Evidence in the 9/11 Commission's Final Report indicates that there was no "misunderstanding" of the Reno Wall. Quite the opposite from any misunderstanding, evidence from the State Department proves that al Mihdhar was:
1. Known by the FBI as an armed and dangerous terrorist participating in terrorist acts,
2. Identified as a potential witness in an FBI investigation, and yet,
3. Inexplicably, a mere 6 days before 9/11, listed and ordered to be an individual not to be detained if caught by government inspectors.
Page 42 of the Commission's "Terrorist Travel" Supplement states the following:
August 31st--a new listing for Mihdhar was placed in an INS and Customs lookout database, describing him as "armed and dangerous" and someone who must be referred to secondary inspection.
September 4--The State Department used its visa revocation authority under section 221(i) of the Immigration and Nationality Act to revoke Mihdhar's visa under section 212 (A)(3)(b) of the Immigration and Nationality Act for his participation in terrorist activities. (One of which is defined as airline hijackings)

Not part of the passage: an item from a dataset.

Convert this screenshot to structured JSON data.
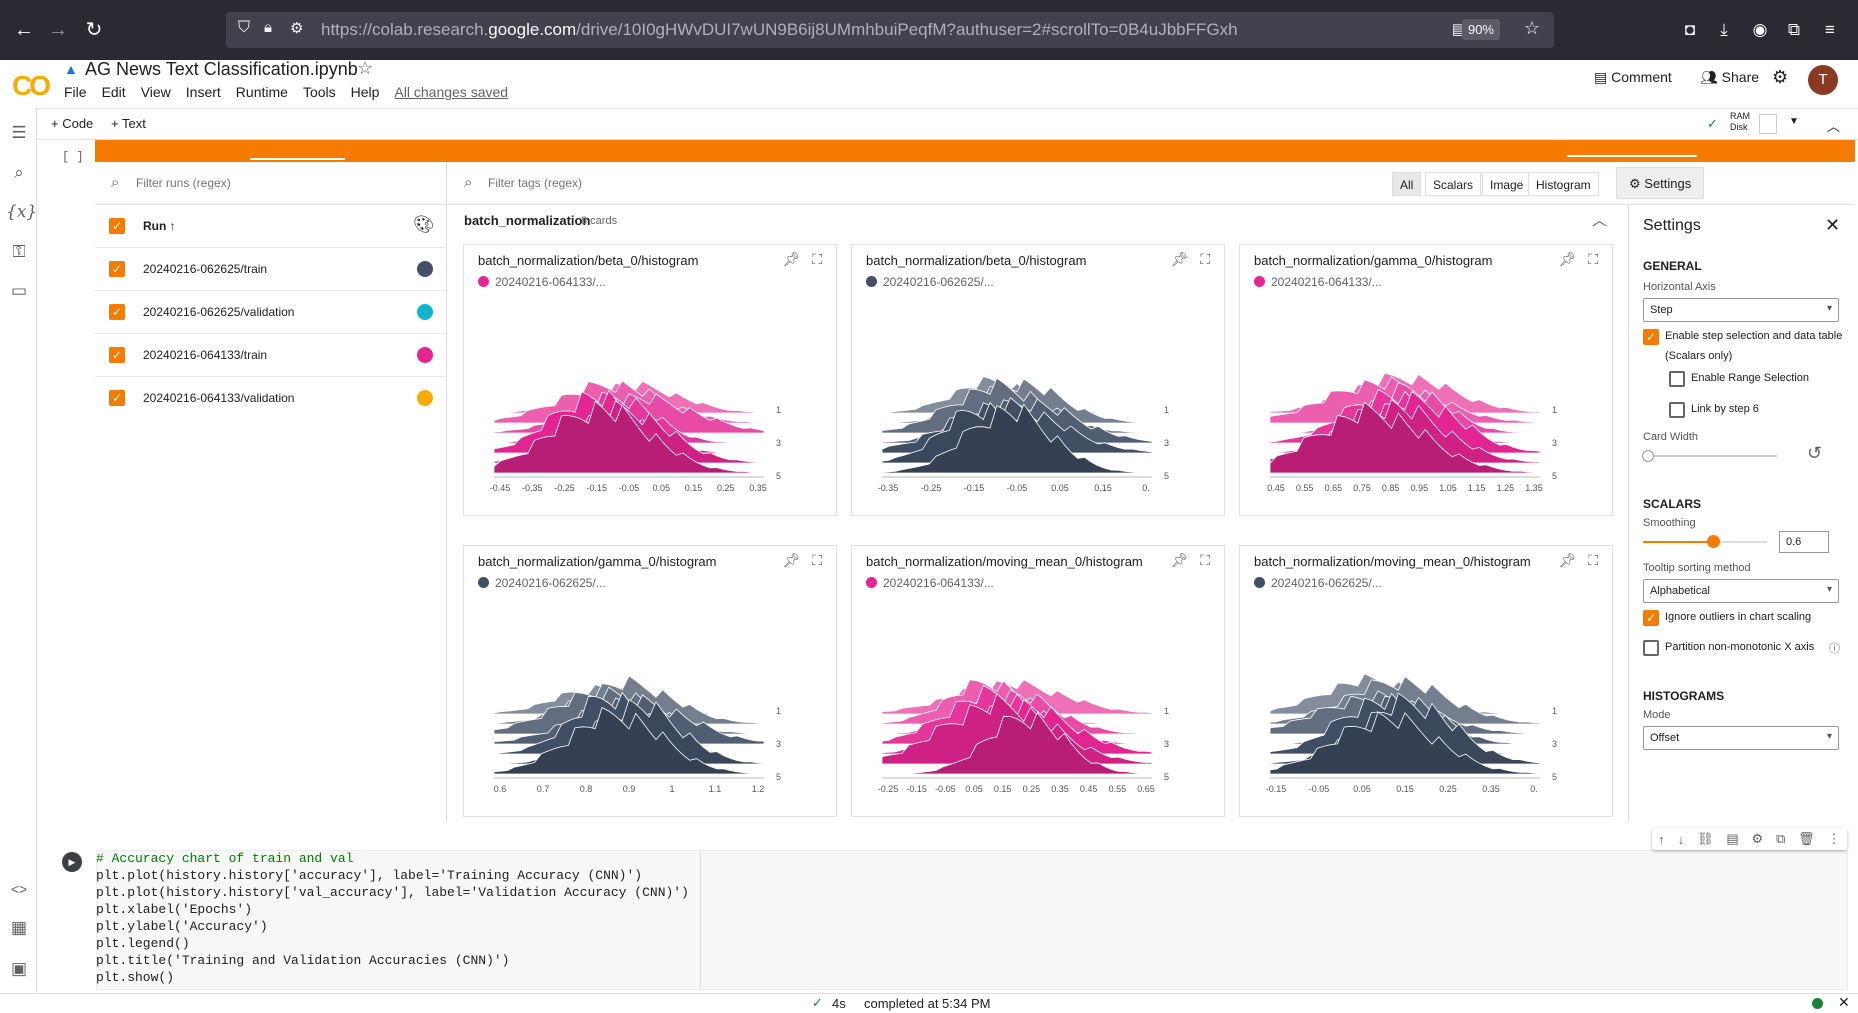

September 5--INS entered the September 4 notice of revocation of Mihdhar's visa into the INS lookout system. The State Department identified Mihdhar as a potential witness in an FBI investigation, and inspectors were told not to detain him.
For what FBI investigation was al Mihdhar a potential witness? Why was it first ordered to detain al Mihdhar because he was armed and dangerous and thereafter ordered to not detain him because he was a potential witness in an FBI investigation? Al Mihdhar was "armed and dangerous" and "participating in terrorist acts" that were defined as "airline hijackings" and using "weapons of mass destruction." Who ordered his non-detainment a mere five days before 9/11? Perhaps current Secretary of State Rice (former National Security Advisor on 9/11) or her State Department counsel, Philip Zelikow, (former 9/11 Commission Staff Director) might have some answers?